"We are seeing people just walking, walking down the steps, patients who are doing low-energy exercise," said Dr. Kenneth Egol, professor of orthopedic surgery at NYU Langone Medical Center. "Very unusual, the femur is one of the strongest bones in the body."
Egol said X-rays of some of his patients look more like injuries from car accidents than from an otherwise-minimal fall.
"Over the last 18 months, we are seeing this more frequently," he said.
Sue Heller, 60, of Castle Rock, Colo., had been on Fosamax for almost 10 years. She broke both of her femur bones.
"I'm sure there are a lot of women who have brittle bones right now that maybe are ready to break, and they're not aware of it," said Heller. "And my heart aches for them."
Sales of the popular drug increased when doctors began prescribing it, not only to women with osteoporosis, but to others who were osteopenic -- with reduced bone density that might lead to the disease. Now some doctors worry that staying on the drug for more than five years can cause some women's bones to become more brittle.
This is not the first time that many doctors have reported an opposite effect for people taking the drug. Fosamax has already been linked to severe musculoskeletal pain, as well as a serious bone-related jaw disease called osteonecrosis.
Also, the Food and Drug Administration asked the manufacturer, Merck, in 2008 to add information about the report of femur fractures.
After 16 months, Merck added patients' reports of femur fractures to the list of possible side effects included in the drug's package insert.
"It took Merck an entire year to respond," said ABC News senior health and medical editor Dr. Richard Besser.

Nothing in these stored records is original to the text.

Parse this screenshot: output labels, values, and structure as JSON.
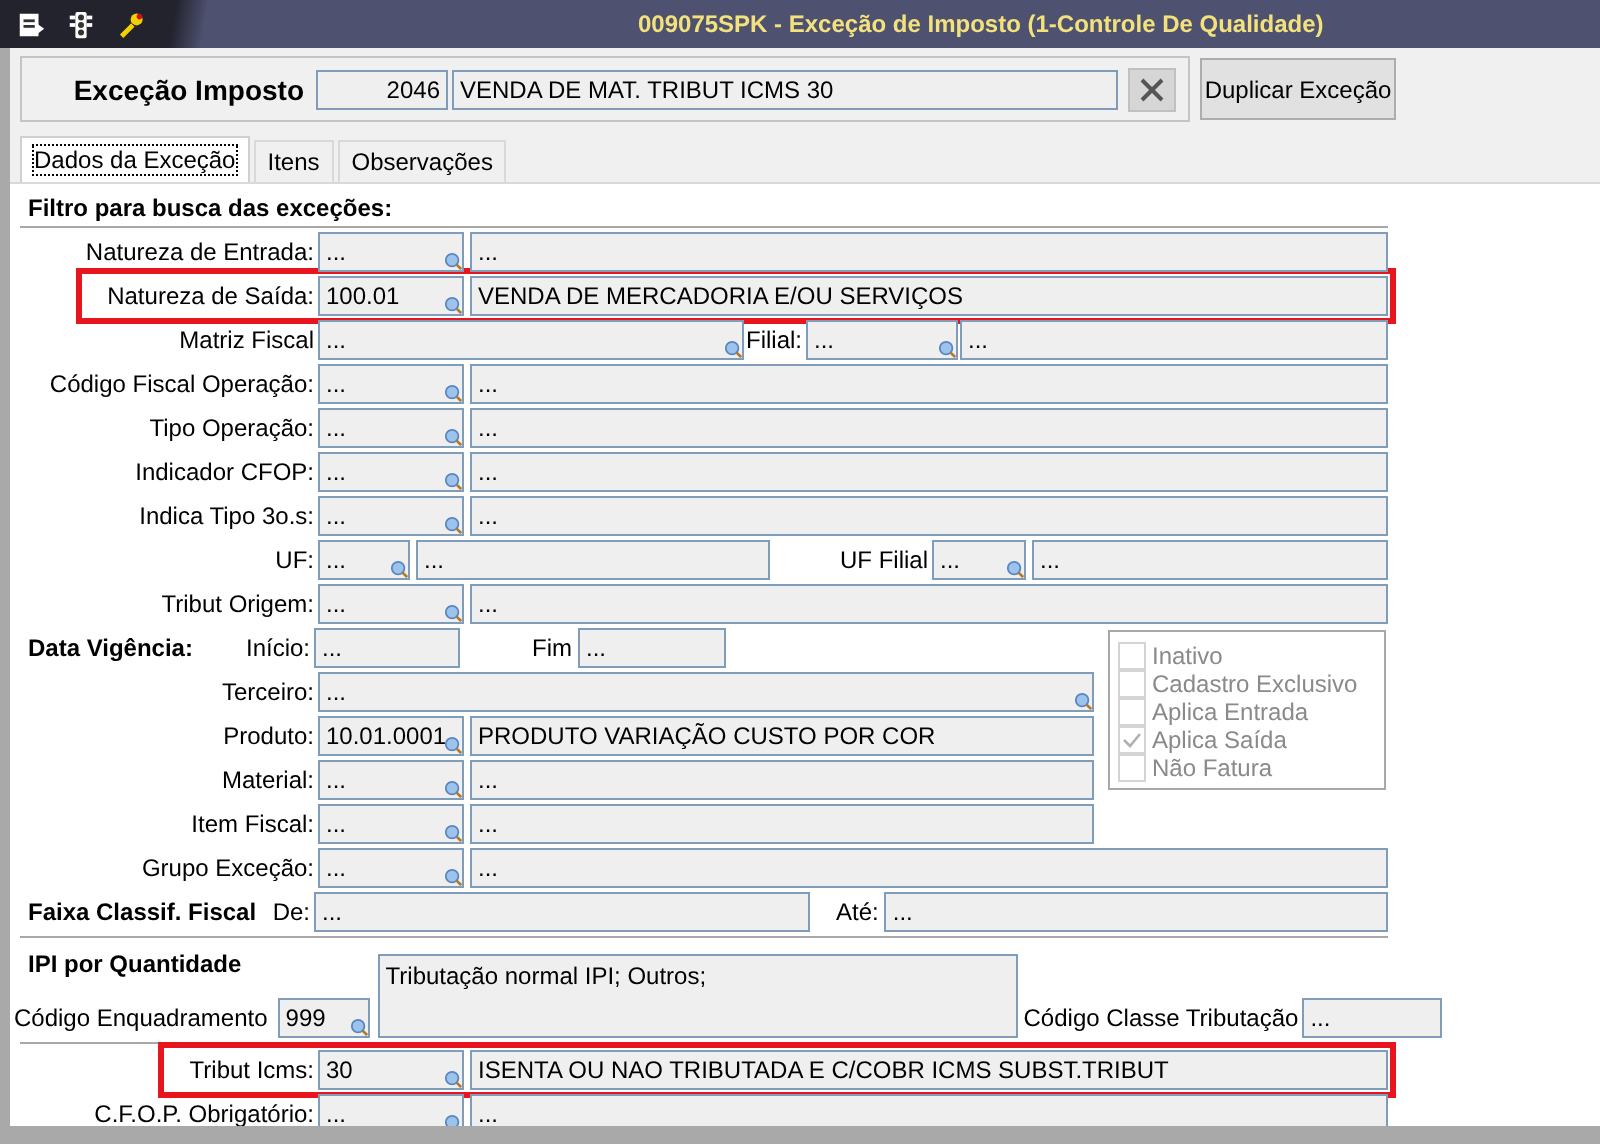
{
  "window": {
    "title": "009075SPK - Exceção de Imposto (1-Controle De Qualidade)"
  },
  "header": {
    "label": "Exceção Imposto",
    "code": "2046",
    "description": "VENDA DE MAT. TRIBUT ICMS 30",
    "button": "Duplicar Exceção"
  },
  "tabs": [
    {
      "label": "Dados da Exceção",
      "selected": true
    },
    {
      "label": "Itens",
      "selected": false
    },
    {
      "label": "Observações",
      "selected": false
    }
  ],
  "filter": {
    "title": "Filtro para busca das exceções:",
    "rows": [
      {
        "kind": "lookup",
        "label": "Natureza de Entrada:",
        "code": "...",
        "description": "...",
        "highlighted": false
      },
      {
        "kind": "lookup",
        "label": "Natureza de Saída:",
        "code": "100.01",
        "description": "VENDA DE MERCADORIA E/OU SERVIÇOS",
        "highlighted": true
      },
      {
        "kind": "split",
        "label": "Matriz Fiscal",
        "code": "...",
        "label2": "Filial:",
        "code2": "...",
        "description2": "...",
        "highlighted": false
      },
      {
        "kind": "lookup",
        "label": "Código Fiscal Operação:",
        "code": "...",
        "description": "...",
        "highlighted": false
      },
      {
        "kind": "lookup",
        "label": "Tipo Operação:",
        "code": "...",
        "description": "...",
        "highlighted": false
      },
      {
        "kind": "lookup",
        "label": "Indicador CFOP:",
        "code": "...",
        "description": "...",
        "highlighted": false
      },
      {
        "kind": "lookup",
        "label": "Indica Tipo 3o.s:",
        "code": "...",
        "description": "...",
        "highlighted": false
      },
      {
        "kind": "dual",
        "label": "UF:",
        "code": "...",
        "description": "...",
        "label2": "UF Filial",
        "code2": "...",
        "description2": "...",
        "highlighted": false
      },
      {
        "kind": "lookup",
        "label": "Tribut Origem:",
        "code": "...",
        "description": "...",
        "highlighted": false
      }
    ]
  },
  "validity": {
    "title": "Data Vigência:",
    "start_label": "Início:",
    "start": "...",
    "end_label": "Fim",
    "end": "...",
    "rows": [
      {
        "kind": "single",
        "label": "Terceiro:",
        "code": "..."
      },
      {
        "kind": "lookup",
        "label": "Produto:",
        "code": "10.01.0001",
        "description": "PRODUTO VARIAÇÃO CUSTO POR COR"
      },
      {
        "kind": "lookup",
        "label": "Material:",
        "code": "...",
        "description": "..."
      },
      {
        "kind": "lookup",
        "label": "Item Fiscal:",
        "code": "...",
        "description": "..."
      }
    ],
    "options": [
      {
        "label": "Inativo",
        "checked": false,
        "disabled": true
      },
      {
        "label": "Cadastro Exclusivo",
        "checked": false,
        "disabled": true
      },
      {
        "label": "Aplica Entrada",
        "checked": false,
        "disabled": true
      },
      {
        "label": "Aplica Saída",
        "checked": true,
        "disabled": true
      },
      {
        "label": "Não Fatura",
        "checked": false,
        "disabled": true
      }
    ]
  },
  "group_row": {
    "label": "Grupo Exceção:",
    "code": "...",
    "description": "..."
  },
  "range": {
    "title": "Faixa Classif. Fiscal",
    "from_label": "De:",
    "from": "...",
    "to_label": "Até:",
    "to": "..."
  },
  "ipi": {
    "title": "IPI por Quantidade",
    "description": "Tributação normal IPI; Outros;",
    "code_label": "Código Enquadramento",
    "code": "999",
    "class_label": "Código Classe Tributação",
    "class_code": "..."
  },
  "tax_rows": [
    {
      "label": "Tribut Icms:",
      "code": "30",
      "description": "ISENTA OU NAO TRIBUTADA E C/COBR ICMS SUBST.TRIBUT",
      "highlighted": true
    },
    {
      "label": "C.F.O.P. Obrigatório:",
      "code": "...",
      "description": "...",
      "highlighted": false
    }
  ]
}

In small print on the package insert listing possible side effects from the drug, he said, there are "just six words: 'low energy femoral shaft and subtrochanteric fractures.'"
The FDA has also never made an effort to inform the public or doctors across the country who prescribe bisphosphonates of the possible side effect, said Besser.